→ WHAT IS EXPECTED
Restate every entry verbatim; drop the pictures.

**** PROVIDED RECORDS

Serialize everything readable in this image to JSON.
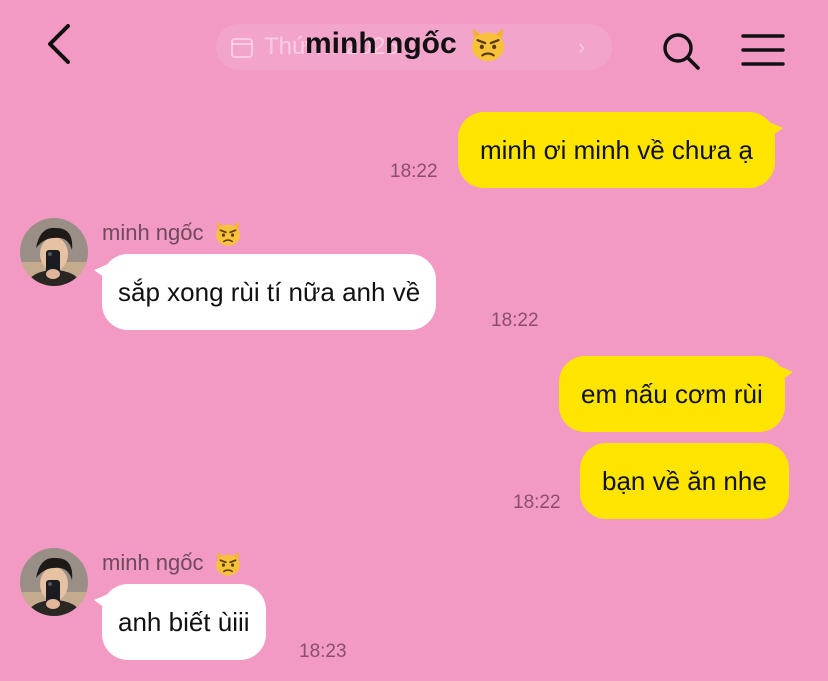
{
  "header": {
    "title": "minh ngốc",
    "title_emoji": "pouting-cat-emoji",
    "date_pill_text": "Thứ … 2025",
    "back_icon": "chevron-left-icon",
    "search_icon": "search-icon",
    "menu_icon": "hamburger-menu-icon"
  },
  "colors": {
    "background": "#f29ac4",
    "my_bubble": "#fde500",
    "their_bubble": "#ffffff",
    "timestamp": "#8a4f68"
  },
  "messages": [
    {
      "from": "me",
      "text": "minh ơi minh về chưa ạ",
      "time": "18:22"
    },
    {
      "from": "them",
      "sender": "minh ngốc",
      "text": "sắp xong rùi tí nữa anh về",
      "time": "18:22"
    },
    {
      "from": "me",
      "text": "em nấu cơm rùi",
      "time": ""
    },
    {
      "from": "me",
      "text": "bạn về ăn nhe",
      "time": "18:22"
    },
    {
      "from": "them",
      "sender": "minh ngốc",
      "text": "anh biết ùiii",
      "time": "18:23"
    }
  ]
}
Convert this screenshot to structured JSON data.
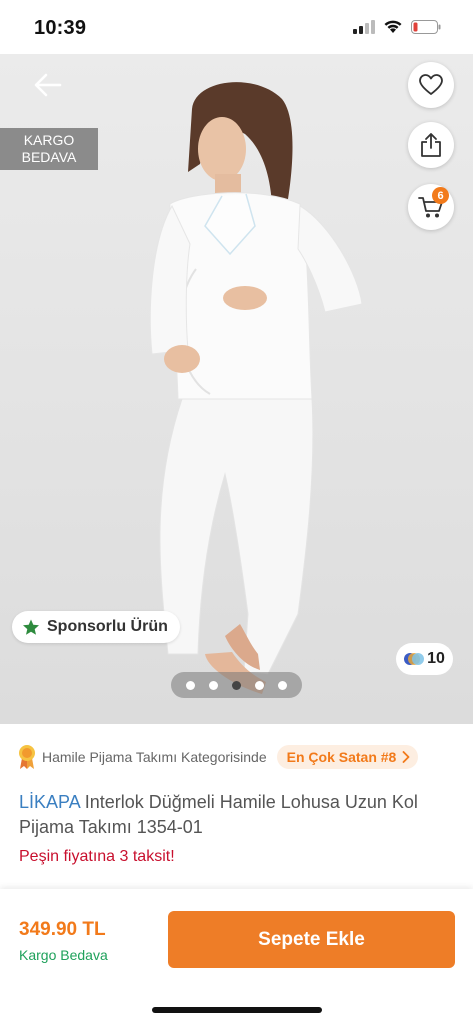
{
  "status_bar": {
    "time": "10:39"
  },
  "hero": {
    "cargo_badge": [
      "KARGO",
      "BEDAVA"
    ],
    "cart_count": "6",
    "sponsor_label": "Sponsorlu Ürün",
    "image_count": "10",
    "pagination": {
      "total": 5,
      "active": 3
    }
  },
  "info": {
    "category_text": "Hamile Pijama Takımı Kategorisinde",
    "best_seller": "En Çok Satan #8",
    "brand": "LİKAPA",
    "title": "Interlok Düğmeli Hamile Lohusa Uzun Kol Pijama Takımı 1354-01",
    "installment": "Peşin fiyatına 3 taksit!"
  },
  "bottom": {
    "price": "349.90 TL",
    "cargo": "Kargo Bedava",
    "add_button": "Sepete Ekle"
  },
  "colors": {
    "accent": "#f27a1a",
    "button": "#ee7d27",
    "brand": "#3a7fc1",
    "green": "#1fa15b",
    "red": "#c8102e"
  },
  "icons": [
    "signal-icon",
    "wifi-icon",
    "battery-icon",
    "back-arrow-icon",
    "heart-icon",
    "share-icon",
    "cart-icon",
    "star-icon",
    "gallery-icon",
    "medal-icon",
    "chevron-right-icon"
  ]
}
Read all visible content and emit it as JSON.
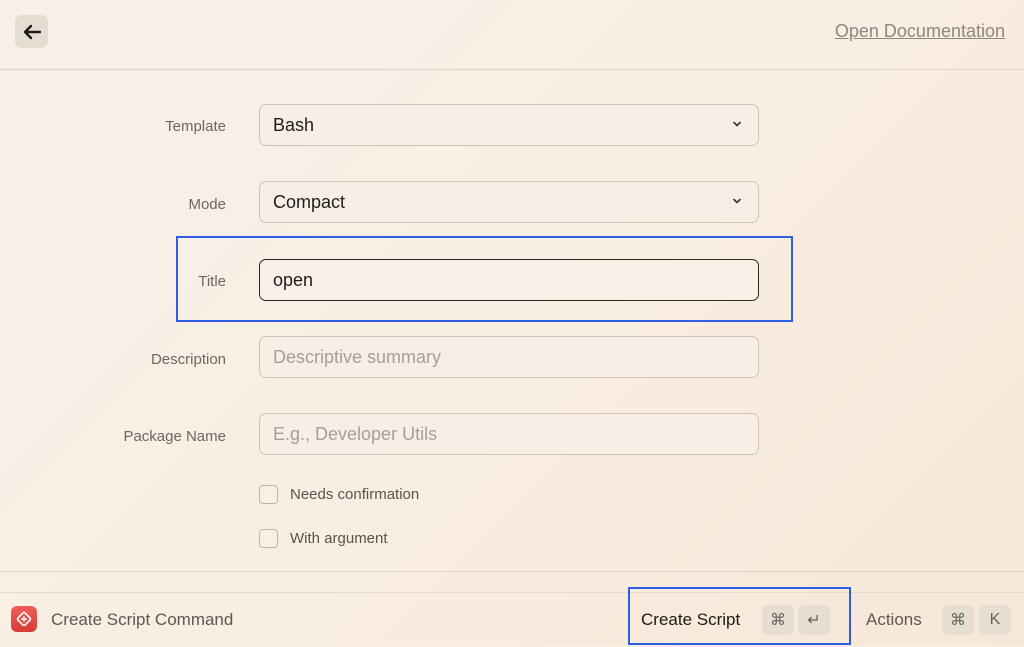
{
  "header": {
    "back_icon": "arrow-left-icon",
    "doc_link": "Open Documentation"
  },
  "form": {
    "template": {
      "label": "Template",
      "value": "Bash"
    },
    "mode": {
      "label": "Mode",
      "value": "Compact"
    },
    "title": {
      "label": "Title",
      "value": "open"
    },
    "description": {
      "label": "Description",
      "placeholder": "Descriptive summary"
    },
    "package": {
      "label": "Package Name",
      "placeholder": "E.g., Developer Utils"
    },
    "needs_confirmation": {
      "label": "Needs confirmation",
      "checked": false
    },
    "with_argument": {
      "label": "With argument",
      "checked": false
    }
  },
  "footer": {
    "app_icon": "script-app-icon",
    "title": "Create Script Command",
    "primary_action": "Create Script",
    "primary_keys": [
      "⌘",
      "↵"
    ],
    "secondary_action": "Actions",
    "secondary_keys": [
      "⌘",
      "K"
    ]
  },
  "colors": {
    "highlight": "#2f5ee6",
    "app_icon": "#e0483f"
  }
}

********

→ ANSWER TO THIS TASK
Serialize everything readable in this image to JSON.
{
  "header": {
    "title": "minh ngốc",
    "title_emoji": "pouting-cat-emoji",
    "date_pill_text": "Thứ … 2025",
    "back_icon": "chevron-left-icon",
    "search_icon": "search-icon",
    "menu_icon": "hamburger-menu-icon"
  },
  "colors": {
    "background": "#f29ac4",
    "my_bubble": "#fde500",
    "their_bubble": "#ffffff",
    "timestamp": "#8a4f68"
  },
  "messages": [
    {
      "from": "me",
      "text": "minh ơi minh về chưa ạ",
      "time": "18:22"
    },
    {
      "from": "them",
      "sender": "minh ngốc",
      "text": "sắp xong rùi tí nữa anh về",
      "time": "18:22"
    },
    {
      "from": "me",
      "text": "em nấu cơm rùi",
      "time": ""
    },
    {
      "from": "me",
      "text": "bạn về ăn nhe",
      "time": "18:22"
    },
    {
      "from": "them",
      "sender": "minh ngốc",
      "text": "anh biết ùiii",
      "time": "18:23"
    }
  ]
}
Convert this screenshot to structured JSON data.
{
  "status_bar": {
    "time": "10:39"
  },
  "hero": {
    "cargo_badge": [
      "KARGO",
      "BEDAVA"
    ],
    "cart_count": "6",
    "sponsor_label": "Sponsorlu Ürün",
    "image_count": "10",
    "pagination": {
      "total": 5,
      "active": 3
    }
  },
  "info": {
    "category_text": "Hamile Pijama Takımı Kategorisinde",
    "best_seller": "En Çok Satan #8",
    "brand": "LİKAPA",
    "title": "Interlok Düğmeli Hamile Lohusa Uzun Kol Pijama Takımı 1354-01",
    "installment": "Peşin fiyatına 3 taksit!"
  },
  "bottom": {
    "price": "349.90 TL",
    "cargo": "Kargo Bedava",
    "add_button": "Sepete Ekle"
  },
  "colors": {
    "accent": "#f27a1a",
    "button": "#ee7d27",
    "brand": "#3a7fc1",
    "green": "#1fa15b",
    "red": "#c8102e"
  },
  "icons": [
    "signal-icon",
    "wifi-icon",
    "battery-icon",
    "back-arrow-icon",
    "heart-icon",
    "share-icon",
    "cart-icon",
    "star-icon",
    "gallery-icon",
    "medal-icon",
    "chevron-right-icon"
  ]
}
Read all visible content and emit it as JSON.
{
  "header": {
    "back_icon": "arrow-left-icon",
    "doc_link": "Open Documentation"
  },
  "form": {
    "template": {
      "label": "Template",
      "value": "Bash"
    },
    "mode": {
      "label": "Mode",
      "value": "Compact"
    },
    "title": {
      "label": "Title",
      "value": "open"
    },
    "description": {
      "label": "Description",
      "placeholder": "Descriptive summary"
    },
    "package": {
      "label": "Package Name",
      "placeholder": "E.g., Developer Utils"
    },
    "needs_confirmation": {
      "label": "Needs confirmation",
      "checked": false
    },
    "with_argument": {
      "label": "With argument",
      "checked": false
    }
  },
  "footer": {
    "app_icon": "script-app-icon",
    "title": "Create Script Command",
    "primary_action": "Create Script",
    "primary_keys": [
      "⌘",
      "↵"
    ],
    "secondary_action": "Actions",
    "secondary_keys": [
      "⌘",
      "K"
    ]
  },
  "colors": {
    "highlight": "#2f5ee6",
    "app_icon": "#e0483f"
  }
}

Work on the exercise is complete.